- 1 medium cone piloncillo or 3/4 cup brown sugar
- 2 star anise
- 1 medium cinnamon stick
- 1 whole clove
- 1 teaspoon whiskey
- 1 teaspoon kosher salt
- In a pot, combine sweet potatoes, 2 cups of water, cinnamon, piloncillo, star anise, clove, whiskey, and salt. Bring to a boil then reduce to simmer and let cook for about an hour or until sweet potato is very soft and liquid is reduced and thickened
- Serve with syrup spooned over the sweet potato
- If the liquid is still runny when sweet potatoes are cooked, remove the sweet potatoes and continue cooking the liquid until it is reduced to more syrup-like consistency
- Reserve any unused syrup and use on pancakes and waffles or as a glaze for roasted vegetables. It's absolutely addictive.
- Key is making sure the sugar dissolves fully when making the syrup. Be sure to use adequate amounts of water, not only to cook/boil the sweet potatoes but to completely dissolve the sugar which ensures the syrup won't break down
- It's likely that sweet potatoes will be done cooking before syrup in finished. If so remove the sweet potatoes and continue cooking the syrup down to remove excess water and reduce syrup to proper consistency

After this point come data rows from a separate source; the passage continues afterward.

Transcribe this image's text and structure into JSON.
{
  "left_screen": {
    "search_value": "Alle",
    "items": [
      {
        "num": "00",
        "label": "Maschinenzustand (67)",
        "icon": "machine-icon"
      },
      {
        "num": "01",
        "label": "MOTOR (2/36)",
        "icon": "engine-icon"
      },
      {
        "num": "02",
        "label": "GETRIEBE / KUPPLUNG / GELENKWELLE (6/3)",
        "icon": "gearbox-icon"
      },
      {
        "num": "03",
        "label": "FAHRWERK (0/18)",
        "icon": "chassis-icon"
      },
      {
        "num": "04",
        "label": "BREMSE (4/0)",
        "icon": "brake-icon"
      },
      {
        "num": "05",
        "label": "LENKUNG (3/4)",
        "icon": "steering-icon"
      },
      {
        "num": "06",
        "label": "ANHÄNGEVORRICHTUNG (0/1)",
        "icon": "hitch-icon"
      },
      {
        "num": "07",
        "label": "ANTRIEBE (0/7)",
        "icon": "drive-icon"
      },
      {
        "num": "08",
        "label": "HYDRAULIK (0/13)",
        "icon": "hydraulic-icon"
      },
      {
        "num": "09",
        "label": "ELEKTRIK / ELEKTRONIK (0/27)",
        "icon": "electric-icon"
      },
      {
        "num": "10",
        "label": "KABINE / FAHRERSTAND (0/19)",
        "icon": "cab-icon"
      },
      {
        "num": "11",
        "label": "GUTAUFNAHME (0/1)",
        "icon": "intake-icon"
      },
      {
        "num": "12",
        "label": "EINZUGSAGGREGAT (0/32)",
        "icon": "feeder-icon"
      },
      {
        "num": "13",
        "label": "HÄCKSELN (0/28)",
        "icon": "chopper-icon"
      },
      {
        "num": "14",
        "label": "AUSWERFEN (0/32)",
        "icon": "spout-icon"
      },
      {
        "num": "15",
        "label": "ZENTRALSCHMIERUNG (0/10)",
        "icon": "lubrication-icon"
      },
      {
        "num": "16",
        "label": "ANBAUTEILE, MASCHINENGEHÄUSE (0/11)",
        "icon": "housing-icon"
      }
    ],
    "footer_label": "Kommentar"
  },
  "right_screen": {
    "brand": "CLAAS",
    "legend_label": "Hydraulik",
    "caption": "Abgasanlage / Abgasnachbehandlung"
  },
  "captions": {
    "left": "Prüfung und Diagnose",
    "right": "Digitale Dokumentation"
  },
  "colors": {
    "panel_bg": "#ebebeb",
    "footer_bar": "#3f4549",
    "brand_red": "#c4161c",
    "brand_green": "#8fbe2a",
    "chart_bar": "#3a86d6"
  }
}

- If you don't have access to piloncillo (it's worth the time if you can find it) use brown sugar vs. white as the brown version has some bitterness and more complex flavor with the molasses presence.